American Express® Gold Card3x Membership Rewards points per dollar spent
Chase Sapphire Reserve®3x Ultimate Rewards points per dollar spent
Citi Premier℠ Card3x ThankYou points per dollar spent
Chase Sapphire Preferred® Card2x Ultimate Rewards points per dollar spent

Also keep in mind that the Citi Prestige® Card $250 annual airline credit can be used towards a mileage purchase for an airline which processes the purchase directly.


If buying from a program which uses points.com, you’ll want to use a card which offers the highest rewards for everyday, non-bonused spend, given that points.com doesn’t belong to any bonus categories.

Great cards for everyday spend

Bottom line

For many, buying miles is one of the best ways to book premium cabin tickets at huge discounts. If you want to maximize the return you get out of your miles & points purchases, it’s valuable to understand how different programs process those purchases. Hopefully the above clears that up.

Non-Affiliate Product Disclaimer: The information for the AmEx Everyday Preferred has been collected independently by One Mile At A Time. The card details on this page have not been reviewed or provided by the card issuer.

Regarding Comments: The comments on this page have not been provided, reviewed, approved or otherwise endorsed by any advertiser, and it is not an advertiser's responsibility to ensure posts and/or questions are answered.


  1. There’s an additional angle to consider, if you’re not a US resident, especially if you live in Canada, where points.com is. Canadians pay HST on all points.com transactions. As it turns out, AA also charges Canadian taxes on miles sales to Canadian residents. And that’s in addition to the US taxes. That’s right: buy AAdvantage miles and you’ll pay taxes twice. Or put another way, you’ll pay twice as much tax as Lucky and most of his readers.

    AA has just added insult to injury with the new Award Chart, too, with a new, special higher cost for itineraries originating or terminating in Canada. Canada/USA used to be one zone for redemptions. Not any more.

  2. Could the AmEx “Incidental Airline Fee Credit” on the Platinum and Gold cards be used for points purchases (from AA, for example?)

  3. When I go to purchase British Airways Avios, although I don’t see the points.com logo, the page is loading a points.com frame within the ba.com page (I can see the third party page loading in my status bar).
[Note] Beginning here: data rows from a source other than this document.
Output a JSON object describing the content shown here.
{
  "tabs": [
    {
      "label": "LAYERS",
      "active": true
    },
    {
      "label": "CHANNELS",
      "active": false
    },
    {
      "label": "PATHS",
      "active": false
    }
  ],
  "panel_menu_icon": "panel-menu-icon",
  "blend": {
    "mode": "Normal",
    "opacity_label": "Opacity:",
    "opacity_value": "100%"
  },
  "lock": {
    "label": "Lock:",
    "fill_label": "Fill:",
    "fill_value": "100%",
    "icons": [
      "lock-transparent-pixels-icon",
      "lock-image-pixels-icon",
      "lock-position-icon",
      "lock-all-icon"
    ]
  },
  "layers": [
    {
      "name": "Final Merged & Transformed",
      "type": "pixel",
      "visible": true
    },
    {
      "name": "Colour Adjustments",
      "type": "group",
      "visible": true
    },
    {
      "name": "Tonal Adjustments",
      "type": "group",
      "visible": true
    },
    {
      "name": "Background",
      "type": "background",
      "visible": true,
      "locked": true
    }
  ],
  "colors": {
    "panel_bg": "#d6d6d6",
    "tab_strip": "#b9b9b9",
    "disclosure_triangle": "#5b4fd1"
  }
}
    When I worked for BA we used to liaise with points.com whenever a transaction went awry – so I know BA use(d) points.com as the processor – are we sure the charge still appears as a BA transaction? That’s good news for BA credit card holders if so!

  4. Any portals give bonuses for a click-thru to points.com? If so, can those be stacked with discounts/bonuses offered by programs that fulfill by points.com?

  5. I am interested in buying miles and learning about upgrade with miles options on foreign carriers. Any suggestions for that?

  6. A bit off topic, but I’m trying to recall what website you’ve discussed as being good for using a credit card such as the Prestige for paying things like property taxes.

  7. Not sure if this is relevant, but when points are purchased for IHG Points and cash nights, they code as IHG spend, yielding 5 points per dollar on the IHG credit card from Chase.

  8. Buying SPG points counts towards earning 2 SPG points per dollar spent using the Starwood Amex cards..

  9. Do mile purchases (e.g., Alaska Airlines) processed by points.com count as online spend?

    I guess it’s the same for all credit cards but I am specifically interested in the Citibank Rewards Mastercard (non US issued but I guess this shouldn’t make a difference).

    Thanks in advance!

Leave a Reply

Your email address will not be published. Required fields are marked *